Kostas Siozios

Assistant Professor - Physics Department - AUTH

Kostas Siozios received his Diploma, Master and Ph.D. Degree in Electrical and Computer Engineering from the Democritus University of Thrace, Greece, in 2001, 2003 and 2009, respectively. Currently, he is Assistant Professor at Department of Physics, Aristotle University of Thessaloniki. His research interests include Hardware Accelerators, Reconfigurable Architecture, Low-Power Design, Resource Allocation, Computer-Aided Design (CAD) algorithms for physical design and Decision-Making Algorithms. He has published more than 140 papers (in peer-reviewed journals and conferences), with more than 900 citations according to G&S (h-index=15). Also, he has contributed in 5 books of Kluwer and Springer. The last years he was involved as Project Coordinator, Technical Manager or Principal Investigator in 23 research projects funded from the European Commission (EC), European Space Agency (ESA), as well as the Greek Government and Industry.
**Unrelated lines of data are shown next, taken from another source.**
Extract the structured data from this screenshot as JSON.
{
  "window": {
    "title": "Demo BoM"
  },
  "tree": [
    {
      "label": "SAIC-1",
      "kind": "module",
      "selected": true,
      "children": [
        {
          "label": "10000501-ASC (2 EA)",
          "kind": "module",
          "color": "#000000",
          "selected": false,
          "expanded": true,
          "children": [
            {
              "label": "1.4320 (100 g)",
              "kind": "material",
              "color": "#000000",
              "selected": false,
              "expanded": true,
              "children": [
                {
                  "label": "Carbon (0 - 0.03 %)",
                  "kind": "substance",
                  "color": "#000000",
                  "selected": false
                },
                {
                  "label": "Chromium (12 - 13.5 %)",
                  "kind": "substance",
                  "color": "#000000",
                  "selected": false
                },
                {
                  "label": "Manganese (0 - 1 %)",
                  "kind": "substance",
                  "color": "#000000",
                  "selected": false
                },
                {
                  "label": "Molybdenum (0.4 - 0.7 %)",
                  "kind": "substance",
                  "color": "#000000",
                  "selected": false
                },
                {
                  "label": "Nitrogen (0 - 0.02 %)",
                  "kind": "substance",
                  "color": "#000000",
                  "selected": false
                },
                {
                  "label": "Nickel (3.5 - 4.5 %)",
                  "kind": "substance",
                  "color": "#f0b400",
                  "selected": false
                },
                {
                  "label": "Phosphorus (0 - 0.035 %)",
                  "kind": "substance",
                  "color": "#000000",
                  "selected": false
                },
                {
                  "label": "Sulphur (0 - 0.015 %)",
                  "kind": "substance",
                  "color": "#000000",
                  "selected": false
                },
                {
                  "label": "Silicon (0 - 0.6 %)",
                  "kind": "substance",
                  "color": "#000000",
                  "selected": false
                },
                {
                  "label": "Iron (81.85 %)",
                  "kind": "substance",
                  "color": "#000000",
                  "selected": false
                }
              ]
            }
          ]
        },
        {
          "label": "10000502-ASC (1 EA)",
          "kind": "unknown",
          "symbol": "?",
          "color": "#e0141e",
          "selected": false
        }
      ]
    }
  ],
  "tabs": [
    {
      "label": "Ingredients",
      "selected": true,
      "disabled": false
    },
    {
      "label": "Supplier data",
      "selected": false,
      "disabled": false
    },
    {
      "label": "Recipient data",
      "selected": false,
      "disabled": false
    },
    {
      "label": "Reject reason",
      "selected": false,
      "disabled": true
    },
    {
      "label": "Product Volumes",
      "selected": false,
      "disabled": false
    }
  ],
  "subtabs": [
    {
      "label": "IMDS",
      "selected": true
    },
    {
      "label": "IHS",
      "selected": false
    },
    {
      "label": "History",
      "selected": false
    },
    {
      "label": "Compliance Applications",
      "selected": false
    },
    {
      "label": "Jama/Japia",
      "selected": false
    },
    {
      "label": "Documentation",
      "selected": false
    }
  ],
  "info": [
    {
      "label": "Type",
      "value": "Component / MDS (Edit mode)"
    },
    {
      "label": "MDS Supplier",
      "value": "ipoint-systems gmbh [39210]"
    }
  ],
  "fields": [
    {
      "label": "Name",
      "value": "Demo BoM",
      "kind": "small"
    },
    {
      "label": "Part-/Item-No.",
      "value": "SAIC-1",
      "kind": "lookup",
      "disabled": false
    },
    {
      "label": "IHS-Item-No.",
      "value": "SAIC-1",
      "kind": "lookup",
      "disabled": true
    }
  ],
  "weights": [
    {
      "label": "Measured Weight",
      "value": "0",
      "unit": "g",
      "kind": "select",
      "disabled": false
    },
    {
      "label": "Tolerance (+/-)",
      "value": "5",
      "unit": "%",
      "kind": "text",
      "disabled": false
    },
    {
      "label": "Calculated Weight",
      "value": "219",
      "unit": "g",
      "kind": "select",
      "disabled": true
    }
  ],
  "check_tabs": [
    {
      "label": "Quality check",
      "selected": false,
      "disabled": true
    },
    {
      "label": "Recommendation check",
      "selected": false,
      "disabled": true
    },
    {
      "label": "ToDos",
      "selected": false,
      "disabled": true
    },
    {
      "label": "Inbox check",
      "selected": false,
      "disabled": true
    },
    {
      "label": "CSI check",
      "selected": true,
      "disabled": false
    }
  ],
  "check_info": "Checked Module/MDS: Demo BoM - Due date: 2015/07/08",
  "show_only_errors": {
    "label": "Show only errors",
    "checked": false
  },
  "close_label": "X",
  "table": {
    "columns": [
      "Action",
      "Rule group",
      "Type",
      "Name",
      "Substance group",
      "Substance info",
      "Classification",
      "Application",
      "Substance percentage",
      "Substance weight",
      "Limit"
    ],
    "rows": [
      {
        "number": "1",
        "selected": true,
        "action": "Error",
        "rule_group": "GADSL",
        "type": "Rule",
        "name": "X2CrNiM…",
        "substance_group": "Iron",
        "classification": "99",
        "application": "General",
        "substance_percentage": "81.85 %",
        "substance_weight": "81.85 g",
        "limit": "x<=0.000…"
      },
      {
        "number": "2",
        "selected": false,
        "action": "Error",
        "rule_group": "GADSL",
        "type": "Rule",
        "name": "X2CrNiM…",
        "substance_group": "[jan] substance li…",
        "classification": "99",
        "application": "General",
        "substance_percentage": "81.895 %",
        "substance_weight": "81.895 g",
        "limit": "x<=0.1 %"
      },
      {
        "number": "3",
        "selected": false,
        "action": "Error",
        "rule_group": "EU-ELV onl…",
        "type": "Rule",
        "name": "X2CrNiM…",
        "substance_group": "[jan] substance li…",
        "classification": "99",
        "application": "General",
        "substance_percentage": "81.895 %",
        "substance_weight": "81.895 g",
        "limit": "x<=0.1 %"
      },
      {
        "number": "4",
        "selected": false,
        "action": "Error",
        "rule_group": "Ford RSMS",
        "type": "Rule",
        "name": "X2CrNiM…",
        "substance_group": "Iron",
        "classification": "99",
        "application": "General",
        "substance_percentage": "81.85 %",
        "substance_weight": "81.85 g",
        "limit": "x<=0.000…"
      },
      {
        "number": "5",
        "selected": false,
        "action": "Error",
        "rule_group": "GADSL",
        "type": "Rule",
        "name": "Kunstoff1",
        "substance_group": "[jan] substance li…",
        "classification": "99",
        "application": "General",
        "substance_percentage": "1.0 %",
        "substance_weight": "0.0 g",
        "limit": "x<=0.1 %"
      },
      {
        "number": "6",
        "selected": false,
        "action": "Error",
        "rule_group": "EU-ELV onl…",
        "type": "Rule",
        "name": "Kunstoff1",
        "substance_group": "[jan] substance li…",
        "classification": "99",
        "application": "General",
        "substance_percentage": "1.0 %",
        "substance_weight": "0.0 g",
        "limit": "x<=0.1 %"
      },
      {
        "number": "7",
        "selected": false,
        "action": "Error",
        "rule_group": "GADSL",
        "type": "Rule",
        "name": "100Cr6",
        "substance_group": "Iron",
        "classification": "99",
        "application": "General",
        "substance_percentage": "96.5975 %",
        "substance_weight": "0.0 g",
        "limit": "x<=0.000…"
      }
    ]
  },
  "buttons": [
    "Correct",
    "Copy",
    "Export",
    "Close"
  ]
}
The subject of his speech...

High-Performance Computing in the Era of Big-Data Analytics

Modern trends in processing large volumes of data render the redefinition of the term "High-Performance Computing (HPC)" necessary. Contrary to the past when the term was synonymous with supercomputers for solving problems of high computational complexity, additional mechanisms are now required to efficiently manage the volume of our data (Big Data) as well as to process artificial intelligence applications. A critical factor in this problem continues to be the efficient (in terms of Performance / Watt / €) implementation of calculations. As long as there is no new technological approach that will continue to deliver the expected gains from technology’s (exponential) scaling, the research community has turned to the use of specialized hardware known as hardware accelerators. Reconfigurable Field-Programmable Gate Arrays (FPGAs) are the dominant platform for implementing such accelerators and they are used in the majority of Data Centers (eg Amazon, Microsoft, Google, etc.). The current challenges of the High Performance Computer (HPC) industry in the processing of large volumes of data with an emphasis on re-engineered architectures (FPGAs) will be presented during the talk.